Which is a very flowery way of saying: ‘pulling off the occasional spectacular might impress wide-eyed arm chair historians a hundred years later, but it was never going to impact the steady British march to victory’.
De Wet’s ‘victory’[ii] at Waterval is given as an example, and, though it took place before the conflict descended into Guerrilla War, it really does illustrate the point perfectly: while Roberts had a well thought out, meticulously planned and coherent strategy to win the war, the best De Wet et al could do, even at that stage, was nip at his heels a little. Of course, True Believers will squeal that this is because the British ‘massively outnumbered’ the Boers (their go-to excuse for pretty much everything) but this is simply not the case; on 4 February 1900, almost 4 months after the war was started by Krugers’ crackpot invasions, and just before Roberts devastated the republicans in the west and Buller broke through in Natal, the numbers of imperial forces in theatre was hardly impressive:

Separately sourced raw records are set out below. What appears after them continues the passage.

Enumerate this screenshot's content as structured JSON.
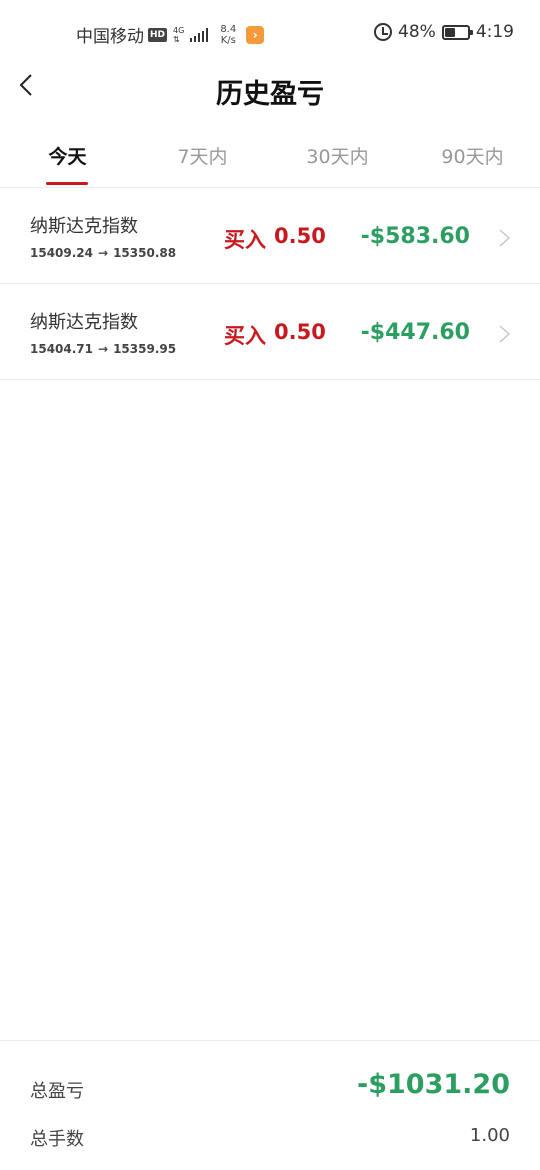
{
  "status_bar": {
    "carrier": "中国移动",
    "hd": "HD",
    "network": "4G",
    "net_speed_value": "8.4",
    "net_speed_unit": "K/s",
    "battery_percent": "48%",
    "battery_level": 0.48,
    "time": "4:19"
  },
  "header": {
    "title": "历史盈亏"
  },
  "tabs": [
    {
      "label": "今天",
      "active": true
    },
    {
      "label": "7天内",
      "active": false
    },
    {
      "label": "30天内",
      "active": false
    },
    {
      "label": "90天内",
      "active": false
    }
  ],
  "trades": [
    {
      "name": "纳斯达克指数",
      "open_price": "15409.24",
      "close_price": "15350.88",
      "side": "买入",
      "lots": "0.50",
      "pnl": "-$583.60"
    },
    {
      "name": "纳斯达克指数",
      "open_price": "15404.71",
      "close_price": "15359.95",
      "side": "买入",
      "lots": "0.50",
      "pnl": "-$447.60"
    }
  ],
  "footer": {
    "total_pnl_label": "总盈亏",
    "total_pnl": "-$1031.20",
    "total_lots_label": "总手数",
    "total_lots": "1.00"
  },
  "colors": {
    "accent_red": "#c8191f",
    "loss_green": "#2c9e60"
  }
}
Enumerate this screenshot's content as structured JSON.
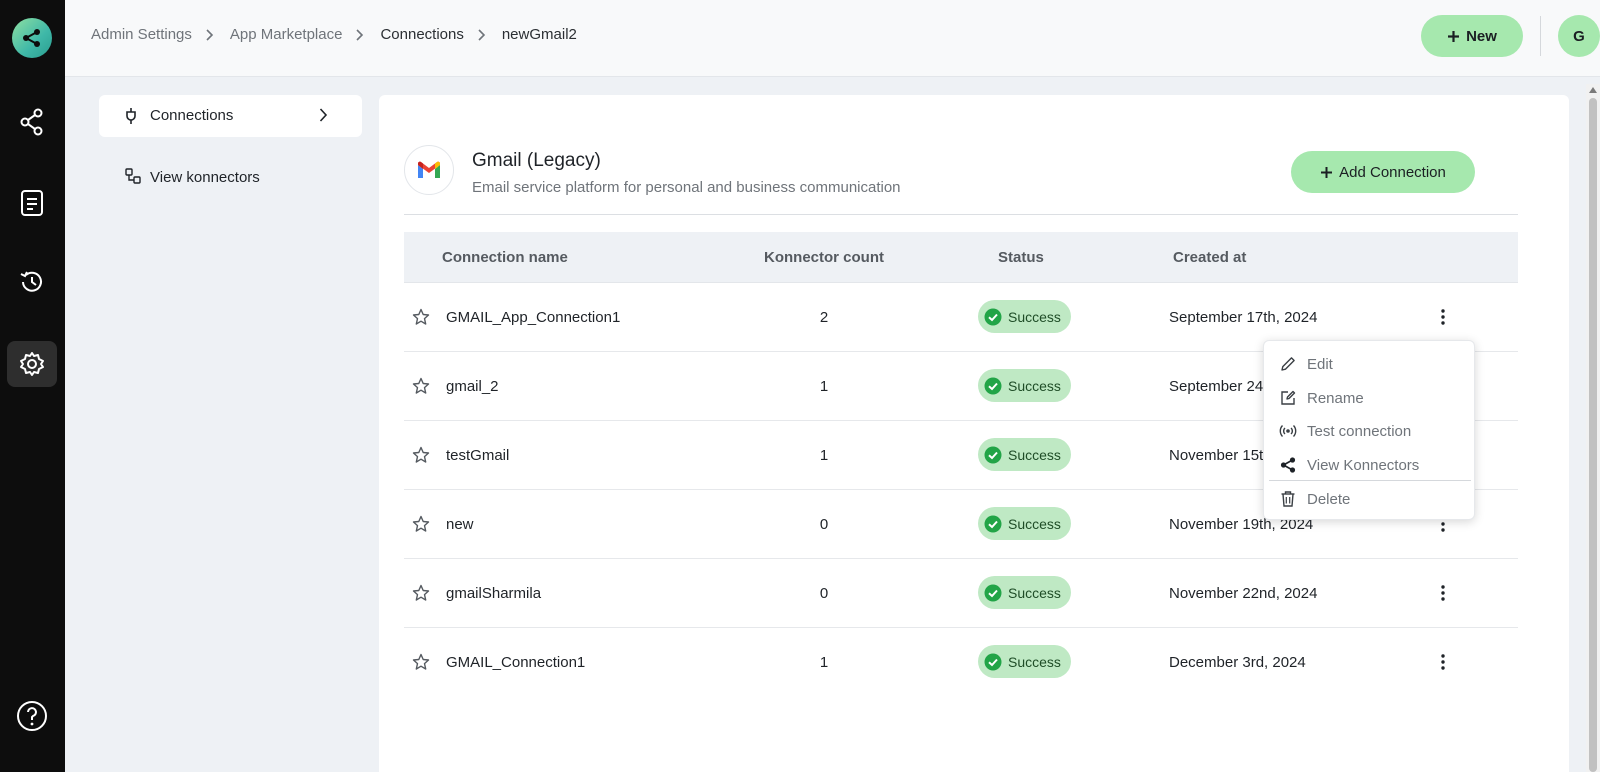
{
  "breadcrumb": [
    "Admin Settings",
    "App Marketplace",
    "Connections",
    "newGmail2"
  ],
  "header": {
    "new_label": "New",
    "avatar_initial": "G"
  },
  "subnav": {
    "connections_label": "Connections",
    "view_konnectors_label": "View konnectors"
  },
  "app": {
    "title": "Gmail (Legacy)",
    "description": "Email service platform for personal and business communication",
    "add_connection_label": "Add Connection"
  },
  "table": {
    "columns": [
      "Connection name",
      "Konnector count",
      "Status",
      "Created at"
    ],
    "rows": [
      {
        "name": "GMAIL_App_Connection1",
        "count": "2",
        "status": "Success",
        "created": "September 17th, 2024"
      },
      {
        "name": "gmail_2",
        "count": "1",
        "status": "Success",
        "created": "September 24"
      },
      {
        "name": "testGmail",
        "count": "1",
        "status": "Success",
        "created": "November 15t"
      },
      {
        "name": "new",
        "count": "0",
        "status": "Success",
        "created": "November 19th, 2024"
      },
      {
        "name": "gmailSharmila",
        "count": "0",
        "status": "Success",
        "created": "November 22nd, 2024"
      },
      {
        "name": "GMAIL_Connection1",
        "count": "1",
        "status": "Success",
        "created": "December 3rd, 2024"
      }
    ]
  },
  "menu": {
    "items": [
      {
        "label": "Edit",
        "icon": "pencil-icon"
      },
      {
        "label": "Rename",
        "icon": "rename-icon"
      },
      {
        "label": "Test connection",
        "icon": "broadcast-icon"
      },
      {
        "label": "View Konnectors",
        "icon": "share-icon"
      },
      {
        "label": "Delete",
        "icon": "trash-icon"
      }
    ]
  },
  "colors": {
    "accent": "#a6e8ae",
    "success_bg": "#bfe9c4",
    "success_icon": "#22a447",
    "rail": "#0d0d0d"
  }
}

‘the effective strength of fighting men in Cape Colony, exclusive of the seven militia battalions and the garrisons of Mafeking and Kimberley, was 51,900’. In Natal, it was: ’34,830, of whom 9,780 were in Ladysmith’.[iii]

This should be compared to the 87,000-odd republicans who came and went from their armies as they saw fit throughout the conflict, but who were always a threat. Despite the comforting myths that it took ‘millions’ of British troops to win the war, these are hardly overwhelming numbers, especially given that the republicans were holding formidable defensive positions at the end of manageable lines of supply. Roberts, on the other hand, had to detach large numbers of his men to protect his rather more tenuous supply lines (guarding not only against raids from the Boer forces themselves, but also mindful of the possibility of rebels in the Cape Colony), and still to gather enough men to break through the Boer defences. One should always remember the 3:1 rule-of-thumb needed for a successful attack – a reality totally overlooked by the likes of Pakenham.

So, at the risk of greatly upsetting True Believers, it certainly wasn’t ‘sheer numbers’, which Roberts had on his side – it was a solid grip of strategy, and a focused determination to follow through on it. While De Wet was delighting his modern-day armchair fan-boys by studiously avoiding the advancing cavalry and infantry divisions, and instead targeting a wagon column at Waterval (a feat which had absolutely zero impact on the campaign), Roberts’ men were surging forwards to cut off Cronjé’s entire force – delivering a shattering blow to the republican war machine and relieving Kimberley to boot. After Cronjé’s surrender at Paardeberg, the result of the war was never in doubt.

But what could the Boer Generals have done differently? Well, ultimately, nothing – attacking the greatest Great Power of the Age was an act of intergalactic stupidity. But as soon as it became clear that the British were not simply going to give up their possessions in South Africa, the republican leadership should have realised the war was lost and surrendered – as some of the rather more enlightened ones wished to do as soon as Bloemfontein and Pretoria were captured. Instead, with no thought of an attainable war-winning strategy in mind, and blessed with a truly insane belief that the Almighty would intervene at some point, the bitter-einders decided to fight on in a pointless and unwinnable guerrilla war. All they actually managed to achieve was to drag South Africa through a couple more years of misery and tragic loss of life – despite the ‘cloud of falling stars’ which continues to entrance some today.


[i] History of the War in South Africa, Vol.4, p. 271

[ii] In reality, the 500-strong escort fought off De Wet’s 1,000-strong commando, though the Boers managed to kill or drive off 800 of the 1,600 oxen used to pull the wagons

[iii] Hall Handbook of the Boer War, p.79

Add Comment

Your email address will not be published. Required fields are marked *